5. Developing viral-ngs¶
5.1. Testing easy_deploy with Vagrant and Ansible¶
By default, easy_deploy installs a version of viral-ngs by cloning the github repository, which makes it difficult to test local changes to the playbook. Testing the easy_deploy setup locally can be done using Vagrant and the Ansible playbook with some custom commands. To do so, we need to take the following steps:
$ cd easy_deploy
- Run the easy deploy script to bootstrap the VM and answer the prompts
- From now on, run Ansible playbook manually for provisioning: http://docs.ansible.com/ansible/guide_vagrant.html#running-ansible-manually.
- Add deploy=sync or deploy=archive to the –extra-vars of the Ansible playbook command
$ ansible-playbook ... --extra-vars=deploy=sync
To test playbook changes in a local repository, the choice of deploy=sync or deploy=archive changes the strategy used to “deploy” viral-ngs into the Vagrant VM.
The deploy=sync option creates a symlink to the synced folder containing the root of your viral-ngs git repo. Therefore, any tool installation or other changes will be reflected on both the host and the guest machine. This is desirable for fast iteration of changes, but makes it difficult to isolate the host’s viral-ngs installation from the installation on the guest VM.

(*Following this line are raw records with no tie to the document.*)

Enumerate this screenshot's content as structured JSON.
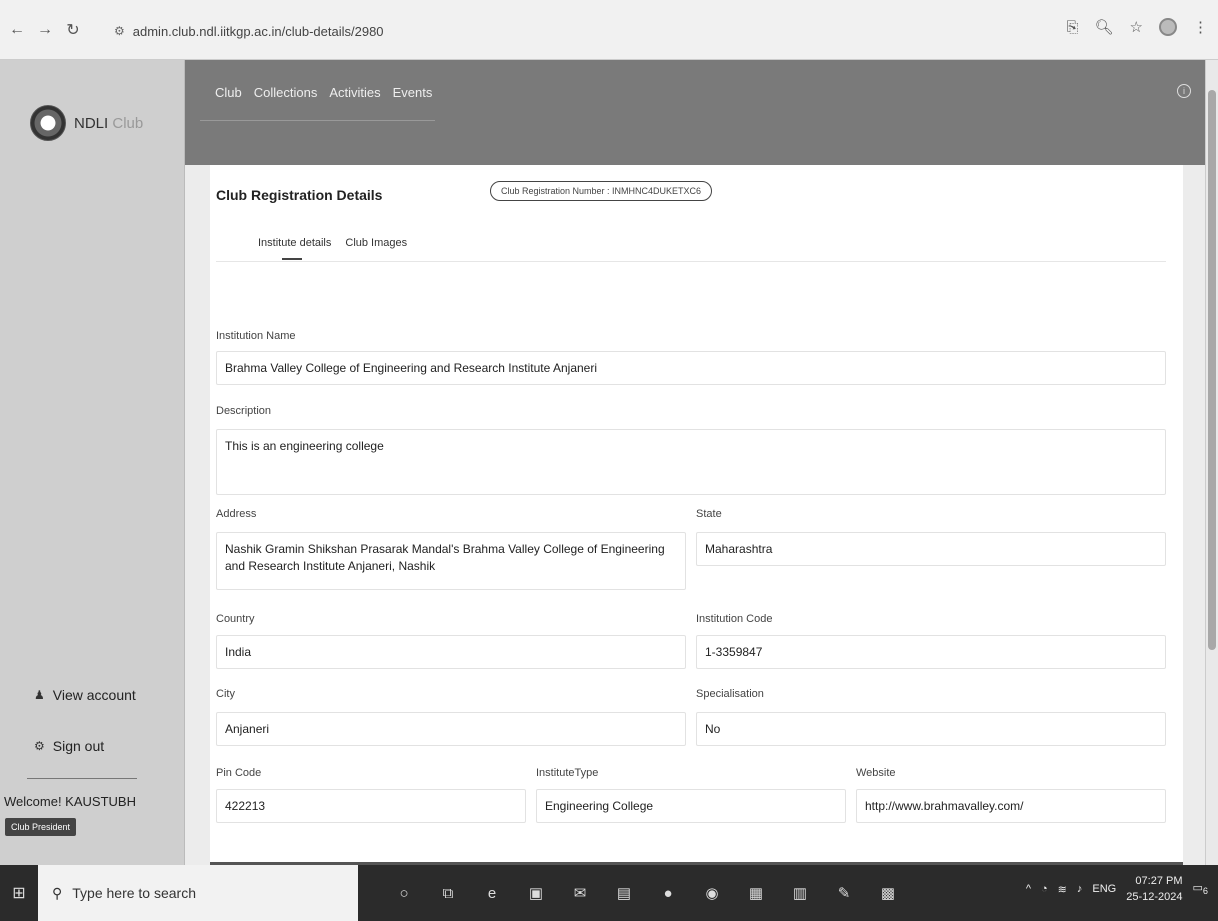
{
  "browser": {
    "url": "admin.club.ndl.iitkgp.ac.in/club-details/2980"
  },
  "sidebar": {
    "logo_text": "NDLI",
    "logo_sub": "Club",
    "view_account": "View account",
    "sign_out": "Sign out",
    "welcome": "Welcome! KAUSTUBH",
    "role": "Club President"
  },
  "topnav": {
    "menu": [
      "Club",
      "Collections",
      "Activities",
      "Events"
    ]
  },
  "card": {
    "title": "Club Registration Details",
    "reg_number": "Club Registration Number : INMHNC4DUKETXC6",
    "tabs": [
      "Institute details",
      "Club Images"
    ]
  },
  "fields": {
    "institution_name": {
      "label": "Institution Name",
      "value": "Brahma Valley College of Engineering and Research Institute Anjaneri"
    },
    "description": {
      "label": "Description",
      "value": "This is an engineering college"
    },
    "address": {
      "label": "Address",
      "value": "Nashik Gramin Shikshan Prasarak Mandal's Brahma Valley College of Engineering and Research Institute Anjaneri, Nashik"
    },
    "state": {
      "label": "State",
      "value": "Maharashtra"
    },
    "country": {
      "label": "Country",
      "value": "India"
    },
    "institution_code": {
      "label": "Institution Code",
      "value": "1-3359847"
    },
    "city": {
      "label": "City",
      "value": "Anjaneri"
    },
    "specialisation": {
      "label": "Specialisation",
      "value": "No"
    },
    "pin_code": {
      "label": "Pin Code",
      "value": "422213"
    },
    "institute_type": {
      "label": "InstituteType",
      "value": "Engineering College"
    },
    "website": {
      "label": "Website",
      "value": "http://www.brahmavalley.com/"
    }
  },
  "taskbar": {
    "search_placeholder": "Type here to search",
    "lang": "ENG",
    "time": "07:27 PM",
    "date": "25-12-2024",
    "notif_count": "6"
  }
}
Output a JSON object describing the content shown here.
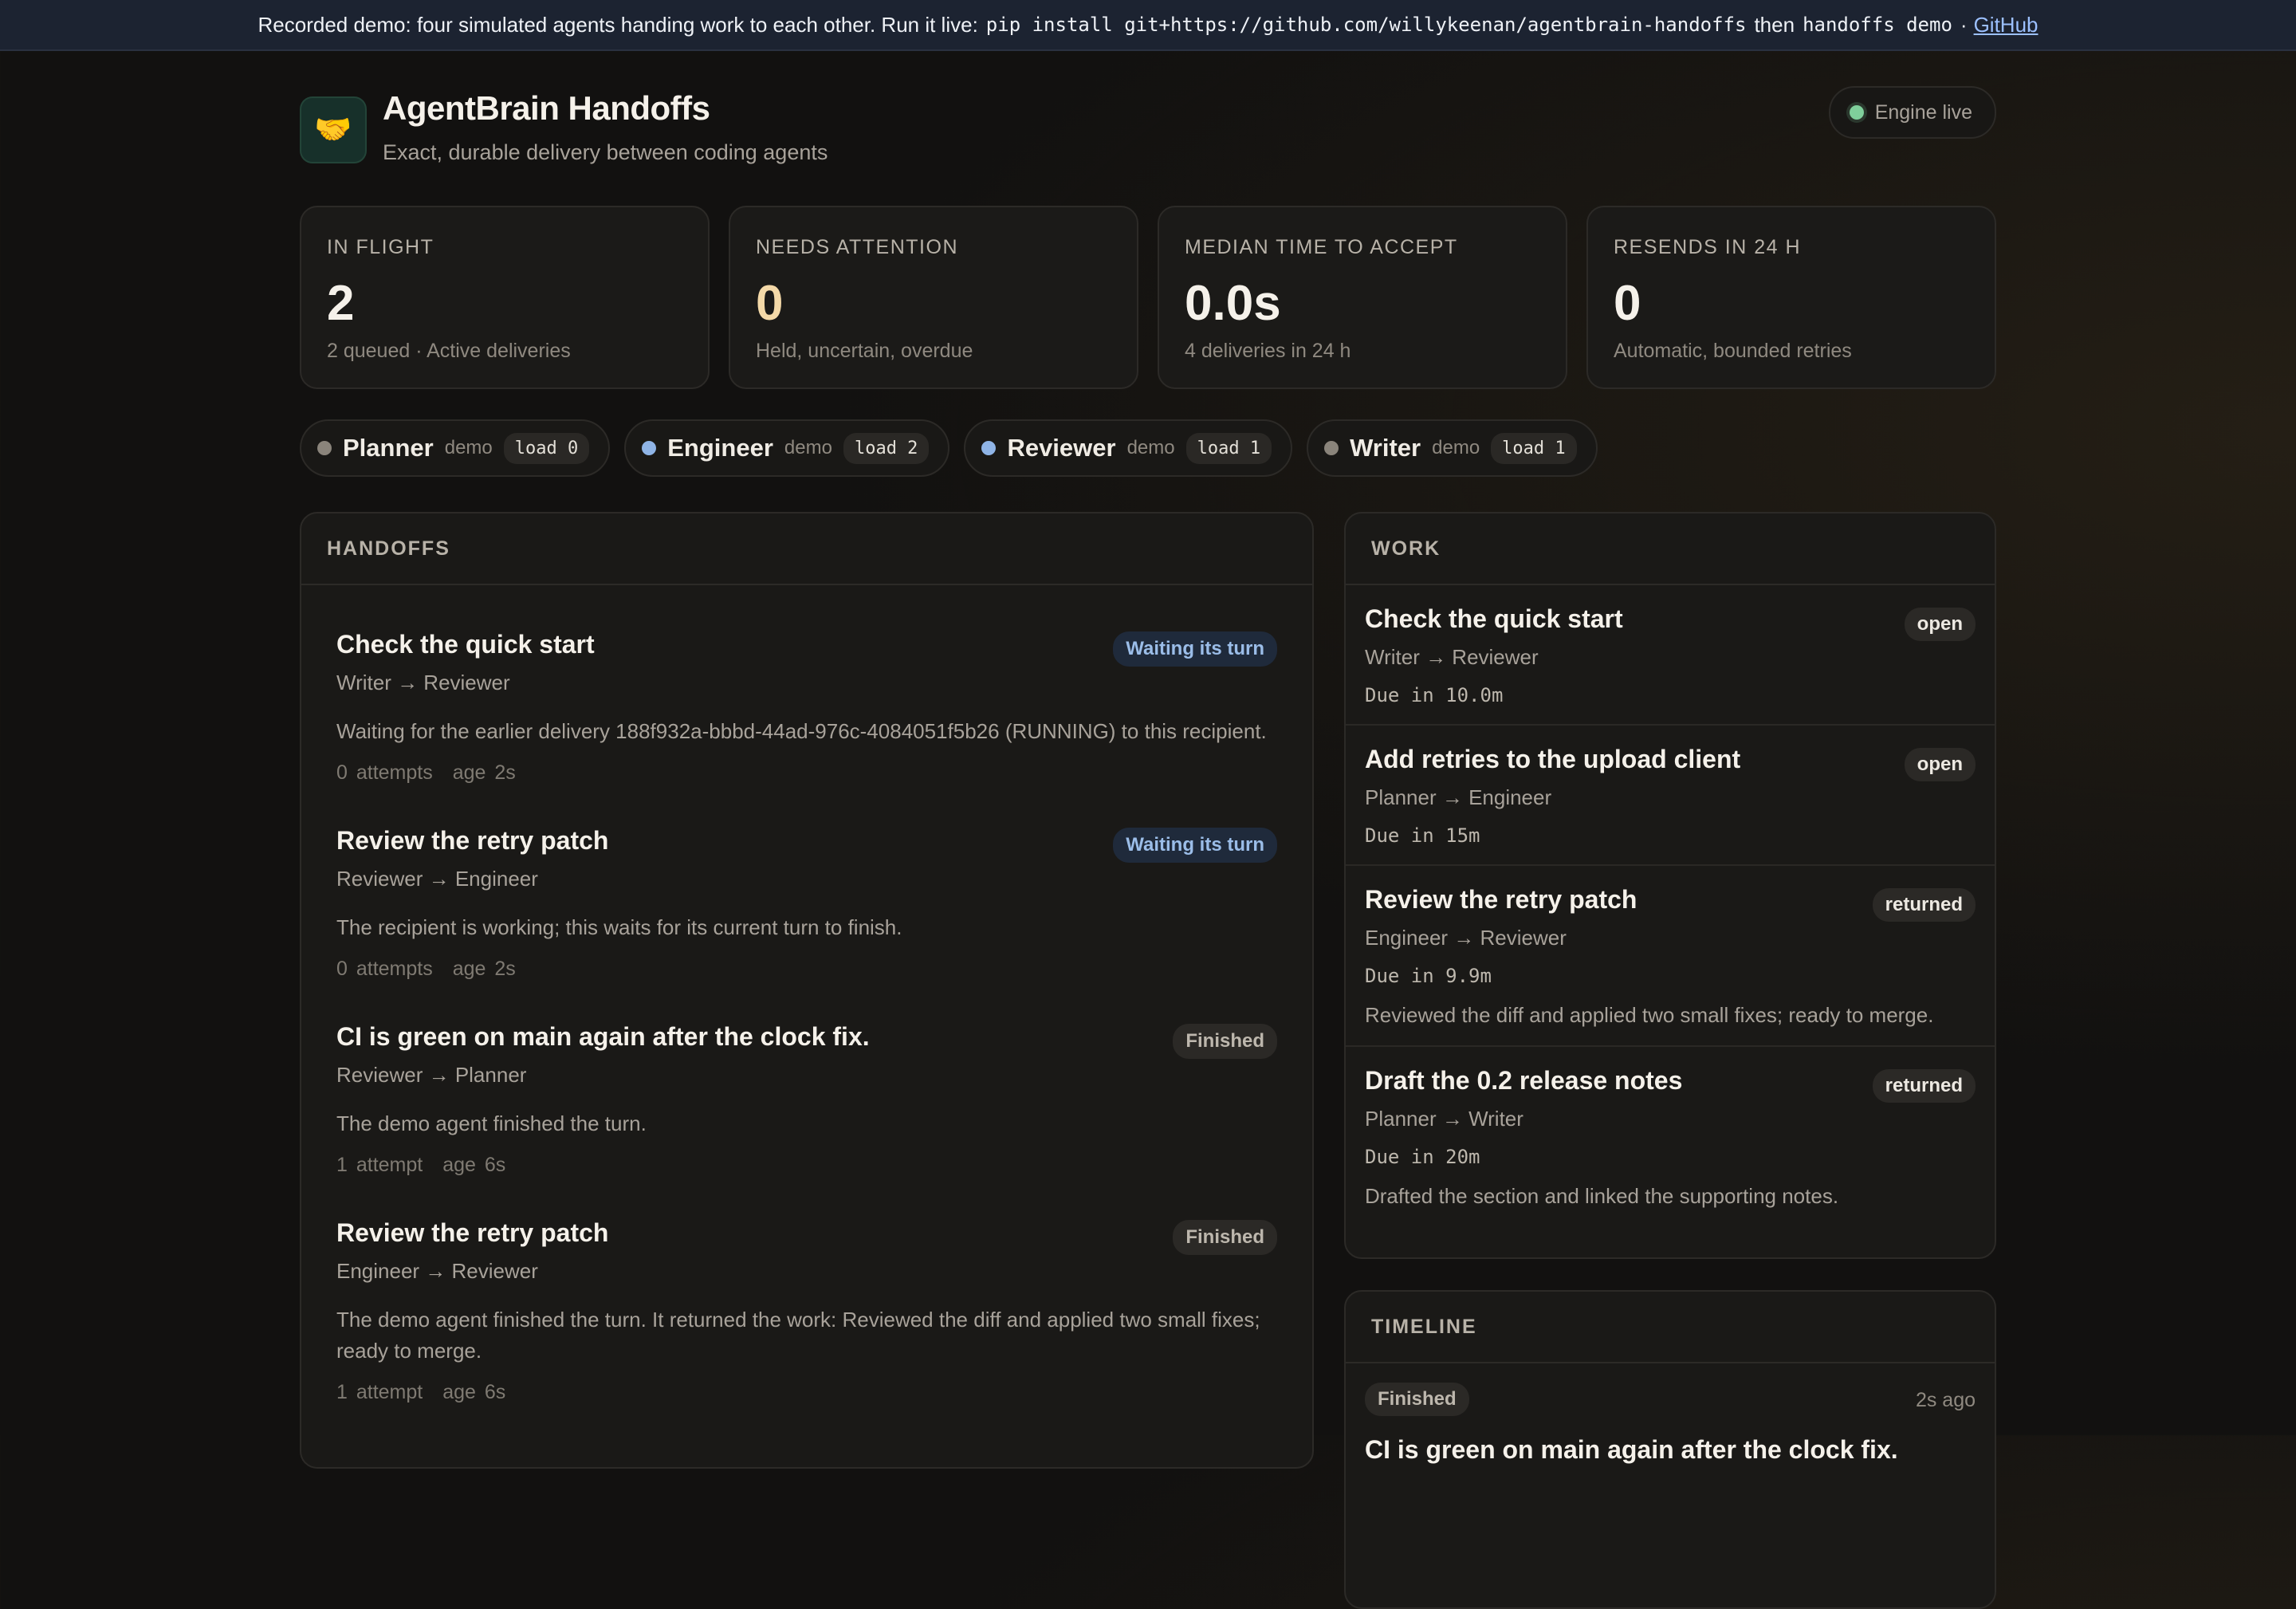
{
  "banner": {
    "text": "Recorded demo: four simulated agents handing work to each other. Run it live:",
    "command": "pip install git+https://github.com/willykeenan/agentbrain-handoffs",
    "then": "then",
    "command2": "handoffs demo",
    "sep": "·",
    "link": "GitHub"
  },
  "header": {
    "logo_icon": "🤝",
    "title": "AgentBrain Handoffs",
    "subtitle": "Exact, durable delivery between coding agents",
    "status": "Engine live",
    "status_color": "#7fcf9b"
  },
  "stats": [
    {
      "label": "In flight",
      "value": "2",
      "note": "2 queued · Active deliveries"
    },
    {
      "label": "Needs attention",
      "value": "0",
      "note": "Held, uncertain, overdue"
    },
    {
      "label": "Median time to accept",
      "value": "0.0s",
      "note": "4 deliveries in 24 h"
    },
    {
      "label": "Resends in 24 h",
      "value": "0",
      "note": "Automatic, bounded retries"
    }
  ],
  "agents": [
    {
      "name": "Planner",
      "mode": "demo",
      "load": "load 0",
      "color": "#8a847b"
    },
    {
      "name": "Engineer",
      "mode": "demo",
      "load": "load 2",
      "color": "#8fb4e6"
    },
    {
      "name": "Reviewer",
      "mode": "demo",
      "load": "load 1",
      "color": "#8fb4e6"
    },
    {
      "name": "Writer",
      "mode": "demo",
      "load": "load 1",
      "color": "#8a847b"
    }
  ],
  "handoffs": {
    "heading": "Handoffs",
    "items": [
      {
        "title": "Check the quick start",
        "route": "Writer → Reviewer",
        "status": "Waiting its turn",
        "desc": "Waiting for the earlier delivery 188f932a-bbbd-44ad-976c-4084051f5b26 (RUNNING) to this recipient.",
        "attempts": "0 attempts",
        "age": "age 2s"
      },
      {
        "title": "Review the retry patch",
        "route": "Reviewer → Engineer",
        "status": "Waiting its turn",
        "desc": "The recipient is working; this waits for its current turn to finish.",
        "attempts": "0 attempts",
        "age": "age 2s"
      },
      {
        "title": "CI is green on main again after the clock fix.",
        "route": "Reviewer → Planner",
        "status": "Finished",
        "desc": "The demo agent finished the turn.",
        "attempts": "1 attempt",
        "age": "age 6s"
      },
      {
        "title": "Review the retry patch",
        "route": "Engineer → Reviewer",
        "status": "Finished",
        "desc": "The demo agent finished the turn. It returned the work: Reviewed the diff and applied two small fixes; ready to merge.",
        "attempts": "1 attempt",
        "age": "age 6s"
      }
    ]
  },
  "work": {
    "heading": "Work",
    "items": [
      {
        "title": "Check the quick start",
        "route": "Writer → Reviewer",
        "status": "open",
        "due": "Due in 10.0m",
        "note": ""
      },
      {
        "title": "Add retries to the upload client",
        "route": "Planner → Engineer",
        "status": "open",
        "due": "Due in 15m",
        "note": ""
      },
      {
        "title": "Review the retry patch",
        "route": "Engineer → Reviewer",
        "status": "returned",
        "due": "Due in 9.9m",
        "note": "Reviewed the diff and applied two small fixes; ready to merge."
      },
      {
        "title": "Draft the 0.2 release notes",
        "route": "Planner → Writer",
        "status": "returned",
        "due": "Due in 20m",
        "note": "Drafted the section and linked the supporting notes."
      }
    ]
  },
  "timeline": {
    "heading": "Timeline",
    "items": [
      {
        "status": "Finished",
        "age": "2s ago",
        "title": "CI is green on main again after the clock fix."
      }
    ]
  }
}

The deploy=archive option performs a git archive on the host’s viral-ngs repository and untars it into the project directory. This is a clean install each time, which can be time consuming due to the need to reinstall all dependencies, and only the current HEAD commit will be reflected in the guest. No uncommitted/dirty changes will be picked up using this method. This is more ideally suited for a finalized clean test of the playbook.